Finished: November 28, 2020
9. Hilde Cracks the Case: Bear on the Loose!by Hilde Lysiak, with Matthew Lysiak
I love kid reporter Hilde Lysiak so much that I will read her children’s book series based on her life even when there are no children around to read it to. I read the first of these a few years ago to my babysitting charge. Now, I’m just checking out the second one on my own, which was very enjoyable if a bit simplisitic for an adult.
Finished: December 2, 2020.
10. The Skin of Our Teeth by Thornton Wilder
I read that as part of the Thornton Wilder Society Zoom reading series we did this year, and I also read the foreword and afterword.
Finished: December, 2020
11. The Matchmaker by Thornton Wilder
I read that as part of the Thornton Wilder Society Zoom reading series we did this year, and I also read the foreword and afterword. The afterword, in particular, is very good.
Finished: December, 2020
“The War of the World” by Orson Welles and Mercury Theatre on the Air
The stories in Flowering Judas and Other Stories by Katherine Anne Porter

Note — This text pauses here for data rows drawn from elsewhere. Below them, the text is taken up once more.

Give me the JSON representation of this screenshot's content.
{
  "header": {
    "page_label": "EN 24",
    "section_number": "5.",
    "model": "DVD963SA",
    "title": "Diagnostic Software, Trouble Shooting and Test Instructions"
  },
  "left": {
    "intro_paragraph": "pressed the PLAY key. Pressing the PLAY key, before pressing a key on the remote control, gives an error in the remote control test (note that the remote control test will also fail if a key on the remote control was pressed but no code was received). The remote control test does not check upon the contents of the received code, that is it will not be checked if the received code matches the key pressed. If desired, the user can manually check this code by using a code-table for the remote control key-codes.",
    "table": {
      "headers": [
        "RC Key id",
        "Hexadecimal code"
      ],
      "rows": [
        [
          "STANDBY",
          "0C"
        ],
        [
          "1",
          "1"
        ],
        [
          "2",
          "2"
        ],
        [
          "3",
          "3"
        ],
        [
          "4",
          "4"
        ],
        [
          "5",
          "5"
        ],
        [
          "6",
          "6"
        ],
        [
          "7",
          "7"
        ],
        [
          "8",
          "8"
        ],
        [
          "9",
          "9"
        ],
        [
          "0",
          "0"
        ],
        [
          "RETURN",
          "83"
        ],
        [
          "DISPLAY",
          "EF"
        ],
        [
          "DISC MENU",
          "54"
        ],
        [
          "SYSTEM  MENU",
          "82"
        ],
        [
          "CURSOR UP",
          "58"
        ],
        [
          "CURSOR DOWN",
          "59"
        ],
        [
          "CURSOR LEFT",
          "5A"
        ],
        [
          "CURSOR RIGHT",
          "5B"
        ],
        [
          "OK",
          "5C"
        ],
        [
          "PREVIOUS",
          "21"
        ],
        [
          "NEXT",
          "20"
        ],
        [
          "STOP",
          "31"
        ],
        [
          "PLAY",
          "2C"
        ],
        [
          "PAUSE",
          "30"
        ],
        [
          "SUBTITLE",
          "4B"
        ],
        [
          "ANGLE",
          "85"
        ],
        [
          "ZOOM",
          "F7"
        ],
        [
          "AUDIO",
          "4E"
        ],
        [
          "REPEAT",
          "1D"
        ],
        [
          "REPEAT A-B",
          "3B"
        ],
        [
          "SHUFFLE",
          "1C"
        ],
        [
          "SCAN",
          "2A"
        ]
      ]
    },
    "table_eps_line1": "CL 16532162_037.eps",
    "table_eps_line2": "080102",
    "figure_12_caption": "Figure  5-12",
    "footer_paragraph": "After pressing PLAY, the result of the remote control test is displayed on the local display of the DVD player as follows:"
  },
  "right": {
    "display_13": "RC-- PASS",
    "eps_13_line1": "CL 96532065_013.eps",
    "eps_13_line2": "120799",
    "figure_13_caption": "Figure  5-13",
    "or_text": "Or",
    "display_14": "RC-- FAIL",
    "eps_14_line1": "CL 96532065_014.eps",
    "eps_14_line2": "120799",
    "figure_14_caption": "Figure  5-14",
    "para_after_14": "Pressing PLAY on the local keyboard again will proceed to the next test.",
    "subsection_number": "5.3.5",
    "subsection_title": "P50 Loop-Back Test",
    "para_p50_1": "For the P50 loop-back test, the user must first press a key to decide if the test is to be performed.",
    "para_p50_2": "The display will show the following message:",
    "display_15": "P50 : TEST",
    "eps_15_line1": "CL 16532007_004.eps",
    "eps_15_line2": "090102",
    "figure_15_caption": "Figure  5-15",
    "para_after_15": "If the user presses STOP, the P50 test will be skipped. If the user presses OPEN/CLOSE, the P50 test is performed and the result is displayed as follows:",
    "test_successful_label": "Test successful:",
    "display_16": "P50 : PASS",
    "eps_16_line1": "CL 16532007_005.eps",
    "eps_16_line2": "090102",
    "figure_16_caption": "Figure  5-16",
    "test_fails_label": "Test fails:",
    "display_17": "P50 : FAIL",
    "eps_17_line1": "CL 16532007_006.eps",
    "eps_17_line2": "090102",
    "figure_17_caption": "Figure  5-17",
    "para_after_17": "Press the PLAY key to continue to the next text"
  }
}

The stories in Pale Horse, Pale Rider by Katherine Anne PorterEssays/Long Articles:“Bully for You” by Soraya Roberts”It’s a Weird, Weird Weird Weird World: Weird Al Yankovic’s Comedy Music Speaks to the Lonely Child in All of Us” by Sam Anderson”The Kitchen is Closed” by Gabrielle Hamilton”Dismembering the Text: The Horror of Louisa May Alcott’s Little Women” by Angela M. Estes and Kathleen Margaret Lant
ModPo, 8th Year (University of Pennsylvania)
Hidden Meanings: Creative Fiction, Non-Fiction, and Fact (University of Iowa)
Scene to Song
The Authority: Exploring the World of His Dark Materials
Three on the Aisle
Scene on Radio: Seeing White
And episodes of:
The Fabulous Invalid
Token Theatre Friends
Zack to the Future
Piece by Piece
Thesis on Joan
In the Spotlight
Playwrights Horizons Soundstage
Little Known Facts
Intercepted with Jeremy Scahill
Movie Crush with Chuck Bryant
The Visceral Voice Podcast
The So Weird Podcast
Armchair Expert with Dax Shepard
The PolicyViz Podcast
The MC Lars Podcast
Real Music Talk Podcast
Aesthetic Resistance Podcast
Bleav in Sports Time Machine
Can’t Stop Watching
A couple podcast episodes about the film Poltergiest (The League of Geekz Podcast, Spook Factory)
A bunch of podcast episodes featuring Michael R. Jackson (Struggle Session, You Can’t Say That, Ben Rimalower’s Broken Records, Art Works Podcast, Stagecraft with Gordon Cox, Question Box, Sick Day with Dan Fishback)